But I also recognize that there are more dimensions here than I’m fully attentive to. I’m seen my students and nephews caught up with Fortnite-fever, socially-pressured to buy expensive in-game cosmetic items to avoid the “default” skin, universally-mocked by the community. I recently watched Noah Gervais’ videos on Call of Duty, in which he made the point that the power fantasy offered by those games (often condemned by critics) can often be salve to the powerlessness of poverty and crappy jobs. By contrast, I find myself physically stressed beyond my limits when I try to appreciate a critically-regarded game like Cart Life or This War of Mine because it speaks to ugly realities about the world that I myself endure or identify strongly with. Why and how we enjoy games may well depend on other factors well outside our control – the usual punching bags of insufficient skill or dedication or artistic appreciation may well mask an ugly classism: rich gamers pressuring poor gamers to overextend their time, energy, and money to join an exclusive society of “gamers” apart from filthy casuals like me.
To which I may reply that Monster Train makes me happy, and that’s all I need to know to keep playing it.
At the end of the day, I recognize that my gaming habits have changed, but I don’t think they disqualify me from discussing the games that truly warrant conversation. I will not be a vanguard critic, charging into the unknown waters of gaming to distinguish overhyped duds from underappreciated gems – though I will maintain my vigil over promising indie releases, even if I’m a bit late to actually play them. And I am in no present danger of running out of good games to talk about. Wes and I have not discussed our plans for podcasts after our Daniel Mullins series, but I have plenty of titles in mind that should keep us going for years to come, and I’m sure he has a similar list in his mind. We won’t want for content, even if it is years after the curve.

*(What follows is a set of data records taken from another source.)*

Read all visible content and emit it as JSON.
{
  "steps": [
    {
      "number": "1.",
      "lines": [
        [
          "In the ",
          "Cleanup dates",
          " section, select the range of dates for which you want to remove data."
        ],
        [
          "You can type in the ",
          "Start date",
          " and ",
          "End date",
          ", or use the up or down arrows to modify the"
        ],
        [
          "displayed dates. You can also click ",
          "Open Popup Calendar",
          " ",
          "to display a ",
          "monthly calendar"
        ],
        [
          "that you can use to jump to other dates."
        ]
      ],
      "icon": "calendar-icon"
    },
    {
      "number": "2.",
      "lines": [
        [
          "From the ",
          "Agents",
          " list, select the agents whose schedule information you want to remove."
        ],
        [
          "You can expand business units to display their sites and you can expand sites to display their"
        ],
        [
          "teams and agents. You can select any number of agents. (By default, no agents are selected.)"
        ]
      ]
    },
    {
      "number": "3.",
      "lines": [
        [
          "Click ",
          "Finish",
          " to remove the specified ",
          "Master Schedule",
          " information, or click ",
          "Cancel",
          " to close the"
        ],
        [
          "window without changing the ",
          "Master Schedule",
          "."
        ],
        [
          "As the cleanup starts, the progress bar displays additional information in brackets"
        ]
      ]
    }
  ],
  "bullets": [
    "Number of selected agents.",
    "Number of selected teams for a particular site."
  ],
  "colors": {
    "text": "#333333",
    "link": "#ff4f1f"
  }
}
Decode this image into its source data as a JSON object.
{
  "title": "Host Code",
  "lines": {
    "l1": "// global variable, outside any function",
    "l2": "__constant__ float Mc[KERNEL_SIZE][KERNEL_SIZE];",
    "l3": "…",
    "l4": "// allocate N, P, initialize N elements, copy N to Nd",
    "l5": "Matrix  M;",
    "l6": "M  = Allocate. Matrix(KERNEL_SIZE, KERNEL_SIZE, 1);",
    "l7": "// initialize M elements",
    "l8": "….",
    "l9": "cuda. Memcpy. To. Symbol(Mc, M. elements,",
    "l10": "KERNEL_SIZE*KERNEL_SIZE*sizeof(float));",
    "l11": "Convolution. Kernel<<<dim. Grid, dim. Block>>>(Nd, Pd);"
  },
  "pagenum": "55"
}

But I also think we need to take this opportunity to make a kind of statement of intent. I recognize there is a push-pull tension between the desire to stay relevant and speak to games popular in the moment – and the desire to focus on games already proven insightful and relevant by years of community admiration and conversation. I think we should not remain complacent in our comfort zones, reviewing only the games we already love; but we should also not exhaust ourselves surveying unproven titles in the hope of being the first to see value in a game. We should be comfortable saying “I couldn’t get into this” about something like Prey or Squadrons, even as we recognize the merits we saw. And we should absolutely question both ourselves and these games to try and find where the fault or miscommunication lies. We should be willing to critique the industry as well as the developer; gaming as well as games.
In short: we can (and should) be casual critics without doing any disservice to our criticism or our credibility.